Stored data
☆ ☆ ☆
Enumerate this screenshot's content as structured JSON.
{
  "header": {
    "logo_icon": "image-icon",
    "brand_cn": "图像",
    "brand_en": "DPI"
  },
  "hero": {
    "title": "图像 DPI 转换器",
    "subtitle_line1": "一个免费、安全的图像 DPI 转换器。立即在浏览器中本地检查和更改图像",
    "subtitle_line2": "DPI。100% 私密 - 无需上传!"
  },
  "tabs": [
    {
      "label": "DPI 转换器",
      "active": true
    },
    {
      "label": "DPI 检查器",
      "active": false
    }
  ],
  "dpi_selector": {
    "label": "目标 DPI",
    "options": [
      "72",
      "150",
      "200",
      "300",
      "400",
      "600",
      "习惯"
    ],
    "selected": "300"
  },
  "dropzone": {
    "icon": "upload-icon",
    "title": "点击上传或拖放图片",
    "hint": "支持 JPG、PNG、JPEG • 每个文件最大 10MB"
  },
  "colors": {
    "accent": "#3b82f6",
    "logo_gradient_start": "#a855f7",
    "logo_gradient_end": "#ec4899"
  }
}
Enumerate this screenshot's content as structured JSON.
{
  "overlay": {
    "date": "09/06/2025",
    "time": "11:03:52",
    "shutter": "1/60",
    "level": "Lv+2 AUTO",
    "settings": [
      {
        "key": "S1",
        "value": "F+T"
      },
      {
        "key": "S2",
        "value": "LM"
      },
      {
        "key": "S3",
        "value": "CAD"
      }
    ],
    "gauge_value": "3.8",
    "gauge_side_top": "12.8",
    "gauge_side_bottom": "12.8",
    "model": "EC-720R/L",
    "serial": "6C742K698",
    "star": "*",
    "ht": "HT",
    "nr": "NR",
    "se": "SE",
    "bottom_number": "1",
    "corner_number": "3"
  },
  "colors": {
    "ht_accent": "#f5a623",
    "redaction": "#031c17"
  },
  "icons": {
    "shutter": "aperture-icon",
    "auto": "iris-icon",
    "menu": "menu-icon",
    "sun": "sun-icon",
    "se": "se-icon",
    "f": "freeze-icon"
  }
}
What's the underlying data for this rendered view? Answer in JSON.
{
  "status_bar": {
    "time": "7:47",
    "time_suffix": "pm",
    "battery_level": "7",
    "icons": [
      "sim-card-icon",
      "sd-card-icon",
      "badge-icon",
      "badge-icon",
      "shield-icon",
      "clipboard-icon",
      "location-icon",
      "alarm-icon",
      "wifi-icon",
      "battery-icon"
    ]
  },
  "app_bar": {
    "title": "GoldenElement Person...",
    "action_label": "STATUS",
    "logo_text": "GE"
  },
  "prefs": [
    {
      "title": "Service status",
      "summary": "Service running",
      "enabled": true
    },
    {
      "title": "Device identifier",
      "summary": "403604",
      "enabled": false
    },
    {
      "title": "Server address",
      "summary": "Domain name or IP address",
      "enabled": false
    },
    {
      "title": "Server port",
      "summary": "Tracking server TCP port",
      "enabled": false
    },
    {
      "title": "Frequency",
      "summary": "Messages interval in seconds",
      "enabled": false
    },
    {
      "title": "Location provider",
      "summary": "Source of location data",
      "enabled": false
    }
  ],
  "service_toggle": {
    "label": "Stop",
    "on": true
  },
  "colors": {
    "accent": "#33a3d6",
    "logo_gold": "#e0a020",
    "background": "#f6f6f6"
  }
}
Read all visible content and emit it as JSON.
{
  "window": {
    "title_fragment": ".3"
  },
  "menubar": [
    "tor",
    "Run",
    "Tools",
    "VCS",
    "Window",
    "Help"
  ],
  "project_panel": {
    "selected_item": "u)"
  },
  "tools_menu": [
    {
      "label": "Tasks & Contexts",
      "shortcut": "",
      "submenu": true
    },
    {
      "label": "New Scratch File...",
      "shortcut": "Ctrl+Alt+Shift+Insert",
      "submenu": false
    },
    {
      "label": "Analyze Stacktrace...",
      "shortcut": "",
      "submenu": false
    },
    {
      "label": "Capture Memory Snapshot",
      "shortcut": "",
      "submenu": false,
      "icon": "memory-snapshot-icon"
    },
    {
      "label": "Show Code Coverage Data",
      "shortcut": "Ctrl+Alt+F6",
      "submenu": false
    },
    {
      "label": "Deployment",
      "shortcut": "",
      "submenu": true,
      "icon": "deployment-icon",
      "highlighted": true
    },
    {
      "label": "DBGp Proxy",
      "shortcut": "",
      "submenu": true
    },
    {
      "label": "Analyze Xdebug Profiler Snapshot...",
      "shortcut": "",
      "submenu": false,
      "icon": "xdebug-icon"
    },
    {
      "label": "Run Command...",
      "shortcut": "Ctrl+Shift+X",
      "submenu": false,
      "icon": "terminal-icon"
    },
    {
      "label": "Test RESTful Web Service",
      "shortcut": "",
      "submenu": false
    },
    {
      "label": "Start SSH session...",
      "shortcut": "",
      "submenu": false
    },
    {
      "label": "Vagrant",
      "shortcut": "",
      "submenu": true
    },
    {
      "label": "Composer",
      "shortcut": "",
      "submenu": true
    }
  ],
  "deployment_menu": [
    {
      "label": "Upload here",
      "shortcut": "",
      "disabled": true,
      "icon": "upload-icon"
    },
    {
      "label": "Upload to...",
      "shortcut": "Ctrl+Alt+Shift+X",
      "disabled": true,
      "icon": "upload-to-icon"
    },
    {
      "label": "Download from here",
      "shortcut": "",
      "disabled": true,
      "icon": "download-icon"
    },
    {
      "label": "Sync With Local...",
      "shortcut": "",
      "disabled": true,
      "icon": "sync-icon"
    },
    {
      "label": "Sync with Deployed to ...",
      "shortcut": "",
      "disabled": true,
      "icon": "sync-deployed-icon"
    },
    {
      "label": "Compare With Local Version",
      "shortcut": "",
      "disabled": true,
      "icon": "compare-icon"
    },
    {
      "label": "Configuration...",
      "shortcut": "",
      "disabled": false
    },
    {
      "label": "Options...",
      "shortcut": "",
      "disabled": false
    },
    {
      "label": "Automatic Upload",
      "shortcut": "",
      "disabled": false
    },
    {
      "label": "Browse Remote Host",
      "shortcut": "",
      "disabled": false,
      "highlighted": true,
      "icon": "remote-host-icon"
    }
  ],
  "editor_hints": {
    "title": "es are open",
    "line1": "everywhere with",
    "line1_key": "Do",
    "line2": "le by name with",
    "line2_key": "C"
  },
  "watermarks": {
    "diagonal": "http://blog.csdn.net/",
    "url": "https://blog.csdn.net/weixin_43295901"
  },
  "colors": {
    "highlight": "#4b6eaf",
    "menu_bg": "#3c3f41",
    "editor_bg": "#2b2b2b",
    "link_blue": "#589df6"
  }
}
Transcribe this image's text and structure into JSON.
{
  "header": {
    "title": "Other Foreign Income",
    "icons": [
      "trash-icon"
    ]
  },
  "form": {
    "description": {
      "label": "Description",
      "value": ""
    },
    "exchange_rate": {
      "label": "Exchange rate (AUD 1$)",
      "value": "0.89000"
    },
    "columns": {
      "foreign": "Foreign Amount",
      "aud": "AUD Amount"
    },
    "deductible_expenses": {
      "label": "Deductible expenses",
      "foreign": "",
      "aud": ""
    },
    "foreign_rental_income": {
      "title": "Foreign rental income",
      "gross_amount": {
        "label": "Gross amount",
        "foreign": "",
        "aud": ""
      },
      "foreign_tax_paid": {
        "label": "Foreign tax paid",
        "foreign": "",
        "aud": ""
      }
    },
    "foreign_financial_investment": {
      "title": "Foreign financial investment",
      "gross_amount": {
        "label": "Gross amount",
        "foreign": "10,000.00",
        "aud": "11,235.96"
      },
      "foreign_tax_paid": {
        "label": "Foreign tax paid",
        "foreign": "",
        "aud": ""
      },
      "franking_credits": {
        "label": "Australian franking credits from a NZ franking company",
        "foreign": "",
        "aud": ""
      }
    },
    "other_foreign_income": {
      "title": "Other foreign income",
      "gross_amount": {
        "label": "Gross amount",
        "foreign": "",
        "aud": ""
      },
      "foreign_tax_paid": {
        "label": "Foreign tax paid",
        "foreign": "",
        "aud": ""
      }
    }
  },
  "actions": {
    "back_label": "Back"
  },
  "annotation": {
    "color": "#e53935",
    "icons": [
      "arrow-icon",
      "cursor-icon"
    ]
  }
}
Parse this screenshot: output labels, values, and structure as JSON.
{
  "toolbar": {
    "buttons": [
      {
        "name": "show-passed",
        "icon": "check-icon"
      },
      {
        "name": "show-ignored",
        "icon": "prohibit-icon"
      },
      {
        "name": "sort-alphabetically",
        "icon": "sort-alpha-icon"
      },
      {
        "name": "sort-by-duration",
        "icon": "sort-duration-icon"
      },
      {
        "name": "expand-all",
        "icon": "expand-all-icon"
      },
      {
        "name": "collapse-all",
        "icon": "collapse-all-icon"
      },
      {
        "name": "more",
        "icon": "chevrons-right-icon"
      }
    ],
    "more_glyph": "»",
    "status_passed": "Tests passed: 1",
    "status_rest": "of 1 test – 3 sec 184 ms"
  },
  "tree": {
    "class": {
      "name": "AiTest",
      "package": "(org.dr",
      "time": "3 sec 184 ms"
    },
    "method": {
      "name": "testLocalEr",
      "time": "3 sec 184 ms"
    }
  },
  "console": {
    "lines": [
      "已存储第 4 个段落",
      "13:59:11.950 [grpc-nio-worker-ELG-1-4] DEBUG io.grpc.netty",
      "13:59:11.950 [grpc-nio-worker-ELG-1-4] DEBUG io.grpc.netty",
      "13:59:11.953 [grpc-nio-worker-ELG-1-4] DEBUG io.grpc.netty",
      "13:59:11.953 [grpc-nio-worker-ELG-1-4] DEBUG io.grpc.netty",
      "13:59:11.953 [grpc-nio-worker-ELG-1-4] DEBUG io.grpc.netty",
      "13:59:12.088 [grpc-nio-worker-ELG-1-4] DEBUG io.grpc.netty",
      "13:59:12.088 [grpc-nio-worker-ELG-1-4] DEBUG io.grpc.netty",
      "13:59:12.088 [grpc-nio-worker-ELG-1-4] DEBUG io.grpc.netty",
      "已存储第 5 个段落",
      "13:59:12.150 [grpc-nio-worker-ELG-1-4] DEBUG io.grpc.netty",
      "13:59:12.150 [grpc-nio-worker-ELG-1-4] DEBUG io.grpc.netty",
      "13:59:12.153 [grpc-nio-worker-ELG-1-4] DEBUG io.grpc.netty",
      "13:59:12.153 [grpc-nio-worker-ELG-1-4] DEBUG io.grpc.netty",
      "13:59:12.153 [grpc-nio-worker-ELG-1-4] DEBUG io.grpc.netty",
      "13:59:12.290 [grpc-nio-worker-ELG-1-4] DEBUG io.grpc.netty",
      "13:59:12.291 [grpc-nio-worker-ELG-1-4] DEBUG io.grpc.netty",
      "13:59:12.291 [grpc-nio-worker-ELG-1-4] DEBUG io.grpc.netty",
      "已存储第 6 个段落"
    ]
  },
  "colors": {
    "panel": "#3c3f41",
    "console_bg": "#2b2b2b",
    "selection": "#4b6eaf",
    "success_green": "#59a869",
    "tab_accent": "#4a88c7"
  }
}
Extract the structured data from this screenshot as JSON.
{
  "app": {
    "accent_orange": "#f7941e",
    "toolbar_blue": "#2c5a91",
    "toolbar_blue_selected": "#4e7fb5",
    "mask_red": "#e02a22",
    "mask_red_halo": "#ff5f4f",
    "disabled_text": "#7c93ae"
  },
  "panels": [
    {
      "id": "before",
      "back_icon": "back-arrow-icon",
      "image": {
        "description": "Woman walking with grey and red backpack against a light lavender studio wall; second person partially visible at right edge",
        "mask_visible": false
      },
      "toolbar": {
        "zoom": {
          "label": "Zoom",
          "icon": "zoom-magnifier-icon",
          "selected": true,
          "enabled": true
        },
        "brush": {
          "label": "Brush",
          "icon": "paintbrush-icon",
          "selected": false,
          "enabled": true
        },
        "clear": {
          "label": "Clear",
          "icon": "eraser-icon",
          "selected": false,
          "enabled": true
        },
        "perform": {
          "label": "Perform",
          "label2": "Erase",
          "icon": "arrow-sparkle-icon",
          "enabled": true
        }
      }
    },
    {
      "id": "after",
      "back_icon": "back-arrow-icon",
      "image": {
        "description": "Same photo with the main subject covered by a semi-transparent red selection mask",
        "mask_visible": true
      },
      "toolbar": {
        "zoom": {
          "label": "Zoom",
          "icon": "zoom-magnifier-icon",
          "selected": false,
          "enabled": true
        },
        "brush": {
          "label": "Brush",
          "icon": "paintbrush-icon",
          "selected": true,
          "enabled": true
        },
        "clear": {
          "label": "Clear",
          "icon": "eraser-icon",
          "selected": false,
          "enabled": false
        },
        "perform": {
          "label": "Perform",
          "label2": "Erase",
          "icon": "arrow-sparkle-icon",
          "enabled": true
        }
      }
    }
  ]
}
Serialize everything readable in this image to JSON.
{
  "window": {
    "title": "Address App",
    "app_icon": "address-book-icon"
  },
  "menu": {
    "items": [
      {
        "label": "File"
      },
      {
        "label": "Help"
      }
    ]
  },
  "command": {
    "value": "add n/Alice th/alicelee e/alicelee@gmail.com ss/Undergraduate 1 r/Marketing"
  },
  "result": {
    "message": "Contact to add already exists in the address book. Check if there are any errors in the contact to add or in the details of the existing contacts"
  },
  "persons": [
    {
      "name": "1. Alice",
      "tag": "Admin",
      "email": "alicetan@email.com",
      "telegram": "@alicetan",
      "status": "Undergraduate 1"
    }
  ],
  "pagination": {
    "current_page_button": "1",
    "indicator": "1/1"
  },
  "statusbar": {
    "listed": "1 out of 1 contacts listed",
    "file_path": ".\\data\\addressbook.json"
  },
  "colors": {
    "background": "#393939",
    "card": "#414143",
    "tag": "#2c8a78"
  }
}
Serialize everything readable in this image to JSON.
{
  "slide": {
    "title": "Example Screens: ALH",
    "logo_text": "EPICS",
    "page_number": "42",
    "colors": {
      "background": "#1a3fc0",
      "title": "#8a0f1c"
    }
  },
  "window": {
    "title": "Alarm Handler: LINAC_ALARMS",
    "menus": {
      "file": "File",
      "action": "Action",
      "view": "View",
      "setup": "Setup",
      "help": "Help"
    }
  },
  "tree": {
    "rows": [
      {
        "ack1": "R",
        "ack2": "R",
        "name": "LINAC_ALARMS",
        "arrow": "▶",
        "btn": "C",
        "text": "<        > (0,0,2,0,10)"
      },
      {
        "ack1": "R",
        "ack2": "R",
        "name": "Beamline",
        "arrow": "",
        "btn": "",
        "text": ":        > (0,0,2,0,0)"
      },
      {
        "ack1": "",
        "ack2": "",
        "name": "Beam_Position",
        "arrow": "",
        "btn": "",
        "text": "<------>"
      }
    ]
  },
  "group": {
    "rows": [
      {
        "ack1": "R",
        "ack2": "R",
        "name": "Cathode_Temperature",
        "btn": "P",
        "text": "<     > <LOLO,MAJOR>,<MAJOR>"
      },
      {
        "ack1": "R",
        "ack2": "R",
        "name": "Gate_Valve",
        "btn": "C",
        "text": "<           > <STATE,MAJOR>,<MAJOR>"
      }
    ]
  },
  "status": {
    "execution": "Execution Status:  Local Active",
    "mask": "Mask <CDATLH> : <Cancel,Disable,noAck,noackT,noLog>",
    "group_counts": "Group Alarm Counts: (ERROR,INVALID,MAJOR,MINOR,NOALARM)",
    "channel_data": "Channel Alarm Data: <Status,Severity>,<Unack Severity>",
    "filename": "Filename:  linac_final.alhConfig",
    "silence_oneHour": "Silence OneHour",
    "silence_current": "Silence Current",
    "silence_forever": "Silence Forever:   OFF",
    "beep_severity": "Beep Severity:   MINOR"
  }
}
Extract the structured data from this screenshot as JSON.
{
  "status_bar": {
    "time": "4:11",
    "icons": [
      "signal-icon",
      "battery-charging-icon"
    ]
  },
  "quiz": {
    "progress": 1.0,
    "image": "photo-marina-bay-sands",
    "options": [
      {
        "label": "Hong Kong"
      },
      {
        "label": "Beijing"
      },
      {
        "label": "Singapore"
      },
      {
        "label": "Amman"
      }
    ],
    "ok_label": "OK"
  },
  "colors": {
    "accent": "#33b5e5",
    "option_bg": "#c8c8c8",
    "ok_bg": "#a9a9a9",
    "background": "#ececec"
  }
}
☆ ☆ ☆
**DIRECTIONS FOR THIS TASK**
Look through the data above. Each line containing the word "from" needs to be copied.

**TASK RESULT**
      "label": "Download from here",
        "label": "Australian franking credits from a NZ franking company",
Extract the structured data from this screenshot as JSON.
Extract the structured data from this screenshot as JSON.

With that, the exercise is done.